“Other Purple Voters, as I figure we should be called, came down on the opposite side of that equation, figuring that Bush ended up with one or two more tick marks in his column than Kerry. I’m sure, like me, they were looking for that legitimate and good reason to vote for Kerry, as opposed to just not voting for Bush.
“You, yourself, in your many columns devoted to this issue, rarely if ever said why we should vote for Kerry — just why we shouldn’t vote for Bush. For me and others, the rhetoric got old. We got the point. Bush is evil. Now tell us why to vote for your guy.” — Charlotte, North Carolina guy who asked fo ranonymity
Wells to North Carolina guy: You’re a German citizen in the mid ’30s and you don’t have the ability to see what will happen under Hitler over the next few years, but you can vaguely sense it. And Hitler has decided not to suspend elections and be fair about it and run again in ’36 or ’37.
You’re telling me that unless a guy comes along whose only campaign pitch is that he’s not Adolf Hitler — and is therefore a much less damaging person to have in the top spot — you’re going to be on the fence about it? Unless this other guy offers specific reasons to vote for him, and not just reasons to vote against Hitler, you might not be persuaded to vote against Hitler…that a negative vote isn’t enough of a reason?
I’m not analogizing Bush with Hitler.

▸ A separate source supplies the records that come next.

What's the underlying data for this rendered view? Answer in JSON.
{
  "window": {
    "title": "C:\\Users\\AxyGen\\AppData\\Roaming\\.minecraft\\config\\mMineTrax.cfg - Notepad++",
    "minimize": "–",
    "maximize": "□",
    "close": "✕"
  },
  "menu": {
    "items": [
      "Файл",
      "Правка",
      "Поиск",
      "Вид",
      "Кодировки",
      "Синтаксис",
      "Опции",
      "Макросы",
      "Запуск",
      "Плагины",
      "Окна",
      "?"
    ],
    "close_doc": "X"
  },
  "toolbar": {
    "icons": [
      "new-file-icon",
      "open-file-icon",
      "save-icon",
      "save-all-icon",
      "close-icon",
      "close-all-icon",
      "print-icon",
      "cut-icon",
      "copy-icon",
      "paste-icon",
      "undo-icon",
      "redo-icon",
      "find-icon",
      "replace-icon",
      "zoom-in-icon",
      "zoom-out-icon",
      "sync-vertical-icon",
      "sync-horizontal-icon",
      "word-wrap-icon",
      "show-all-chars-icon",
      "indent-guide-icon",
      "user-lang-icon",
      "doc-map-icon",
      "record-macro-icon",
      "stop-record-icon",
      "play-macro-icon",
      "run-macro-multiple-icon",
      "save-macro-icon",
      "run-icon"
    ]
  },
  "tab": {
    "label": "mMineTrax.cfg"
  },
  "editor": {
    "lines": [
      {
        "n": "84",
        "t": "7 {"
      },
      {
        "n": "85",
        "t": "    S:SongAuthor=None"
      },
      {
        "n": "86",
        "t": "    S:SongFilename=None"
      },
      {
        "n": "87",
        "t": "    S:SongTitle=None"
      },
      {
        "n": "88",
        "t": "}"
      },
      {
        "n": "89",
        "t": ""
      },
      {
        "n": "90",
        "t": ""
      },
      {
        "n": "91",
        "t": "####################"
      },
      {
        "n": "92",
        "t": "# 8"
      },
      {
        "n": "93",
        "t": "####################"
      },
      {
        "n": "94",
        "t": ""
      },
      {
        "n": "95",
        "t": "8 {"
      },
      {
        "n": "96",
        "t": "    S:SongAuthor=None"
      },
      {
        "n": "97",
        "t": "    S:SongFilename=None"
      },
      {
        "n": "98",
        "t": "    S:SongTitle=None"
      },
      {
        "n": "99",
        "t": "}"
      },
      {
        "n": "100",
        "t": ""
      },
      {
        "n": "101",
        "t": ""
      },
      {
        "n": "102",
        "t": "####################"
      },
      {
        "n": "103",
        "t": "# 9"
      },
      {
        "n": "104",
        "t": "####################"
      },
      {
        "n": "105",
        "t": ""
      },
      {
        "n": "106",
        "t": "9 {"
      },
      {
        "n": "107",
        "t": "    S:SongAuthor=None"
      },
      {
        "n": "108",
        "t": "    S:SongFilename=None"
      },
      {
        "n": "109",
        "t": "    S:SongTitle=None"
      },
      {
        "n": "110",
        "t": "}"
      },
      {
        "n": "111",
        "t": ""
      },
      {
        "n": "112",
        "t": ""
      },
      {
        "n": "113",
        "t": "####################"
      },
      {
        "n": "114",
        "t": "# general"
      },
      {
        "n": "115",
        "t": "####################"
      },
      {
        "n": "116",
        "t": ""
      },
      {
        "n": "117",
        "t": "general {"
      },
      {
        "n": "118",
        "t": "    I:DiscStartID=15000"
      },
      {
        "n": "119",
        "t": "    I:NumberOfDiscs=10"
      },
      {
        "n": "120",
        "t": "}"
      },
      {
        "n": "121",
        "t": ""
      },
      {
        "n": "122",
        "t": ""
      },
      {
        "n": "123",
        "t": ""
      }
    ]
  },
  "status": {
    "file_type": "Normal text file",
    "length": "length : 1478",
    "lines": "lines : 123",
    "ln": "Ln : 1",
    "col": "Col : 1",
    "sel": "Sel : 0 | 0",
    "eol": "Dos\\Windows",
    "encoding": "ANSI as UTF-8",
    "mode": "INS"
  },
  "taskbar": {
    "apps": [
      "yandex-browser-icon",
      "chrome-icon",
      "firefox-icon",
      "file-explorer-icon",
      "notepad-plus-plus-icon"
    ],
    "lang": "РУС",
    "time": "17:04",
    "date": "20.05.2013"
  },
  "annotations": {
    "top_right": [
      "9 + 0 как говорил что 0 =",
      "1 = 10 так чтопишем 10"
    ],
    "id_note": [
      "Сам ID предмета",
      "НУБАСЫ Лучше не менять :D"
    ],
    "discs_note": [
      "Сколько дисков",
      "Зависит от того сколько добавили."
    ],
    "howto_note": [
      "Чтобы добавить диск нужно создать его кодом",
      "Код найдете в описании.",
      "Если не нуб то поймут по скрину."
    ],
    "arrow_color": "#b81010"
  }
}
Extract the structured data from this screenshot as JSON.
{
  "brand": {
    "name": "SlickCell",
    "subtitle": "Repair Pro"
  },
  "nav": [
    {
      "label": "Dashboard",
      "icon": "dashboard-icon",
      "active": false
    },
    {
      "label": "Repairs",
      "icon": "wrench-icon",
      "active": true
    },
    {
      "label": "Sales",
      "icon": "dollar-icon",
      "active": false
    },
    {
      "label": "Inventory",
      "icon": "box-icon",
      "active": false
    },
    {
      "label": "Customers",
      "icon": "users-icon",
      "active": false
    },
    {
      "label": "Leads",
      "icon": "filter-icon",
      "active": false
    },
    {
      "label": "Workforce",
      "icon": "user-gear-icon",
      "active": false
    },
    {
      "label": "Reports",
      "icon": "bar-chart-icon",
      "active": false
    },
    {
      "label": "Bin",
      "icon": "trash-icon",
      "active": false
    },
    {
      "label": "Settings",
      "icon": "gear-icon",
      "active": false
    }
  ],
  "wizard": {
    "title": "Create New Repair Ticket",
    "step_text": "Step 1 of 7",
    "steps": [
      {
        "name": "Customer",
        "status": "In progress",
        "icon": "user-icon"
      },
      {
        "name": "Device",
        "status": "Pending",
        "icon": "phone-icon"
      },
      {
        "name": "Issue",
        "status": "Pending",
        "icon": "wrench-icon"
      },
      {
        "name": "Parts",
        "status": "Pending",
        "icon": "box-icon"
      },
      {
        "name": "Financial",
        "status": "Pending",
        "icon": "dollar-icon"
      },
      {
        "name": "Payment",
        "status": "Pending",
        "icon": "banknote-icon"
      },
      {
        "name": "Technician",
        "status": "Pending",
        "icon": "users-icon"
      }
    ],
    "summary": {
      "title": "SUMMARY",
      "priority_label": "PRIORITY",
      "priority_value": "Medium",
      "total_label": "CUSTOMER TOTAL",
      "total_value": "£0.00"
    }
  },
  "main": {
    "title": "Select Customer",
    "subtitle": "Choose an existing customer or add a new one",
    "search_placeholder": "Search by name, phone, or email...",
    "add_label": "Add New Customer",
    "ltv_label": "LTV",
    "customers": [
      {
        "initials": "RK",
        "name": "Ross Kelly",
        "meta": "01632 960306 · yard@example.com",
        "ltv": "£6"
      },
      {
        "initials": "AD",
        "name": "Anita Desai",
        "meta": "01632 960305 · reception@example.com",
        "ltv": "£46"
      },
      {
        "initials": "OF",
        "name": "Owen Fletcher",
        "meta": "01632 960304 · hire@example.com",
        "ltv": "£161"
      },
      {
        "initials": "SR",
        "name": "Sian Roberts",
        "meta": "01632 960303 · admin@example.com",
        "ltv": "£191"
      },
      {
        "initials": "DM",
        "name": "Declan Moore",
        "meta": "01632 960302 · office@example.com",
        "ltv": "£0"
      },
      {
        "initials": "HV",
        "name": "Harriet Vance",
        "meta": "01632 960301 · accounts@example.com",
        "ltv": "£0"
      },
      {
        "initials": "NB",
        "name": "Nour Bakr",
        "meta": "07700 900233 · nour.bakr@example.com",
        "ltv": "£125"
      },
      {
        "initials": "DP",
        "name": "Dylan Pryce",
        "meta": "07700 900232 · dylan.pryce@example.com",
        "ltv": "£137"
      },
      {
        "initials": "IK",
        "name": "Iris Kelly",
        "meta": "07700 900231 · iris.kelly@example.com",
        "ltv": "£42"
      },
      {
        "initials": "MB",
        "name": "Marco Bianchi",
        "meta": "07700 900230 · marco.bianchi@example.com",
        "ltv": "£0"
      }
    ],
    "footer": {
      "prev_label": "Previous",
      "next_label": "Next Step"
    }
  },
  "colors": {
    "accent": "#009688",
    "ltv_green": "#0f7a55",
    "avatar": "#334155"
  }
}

Well, I am a little bit, I suppose. I’ve just found that people tend to listen up when you use Nazi Germany as an example.
If I were Kevin Spacey, I’d be thinking about doing some repair work right about now. Some guys look completely fine or at least marginally okay with seriously thinning hair or even a shaved head, but Spacey isn’t one of them. (Neither am I, actually.) Not a big deal. Remedies are available.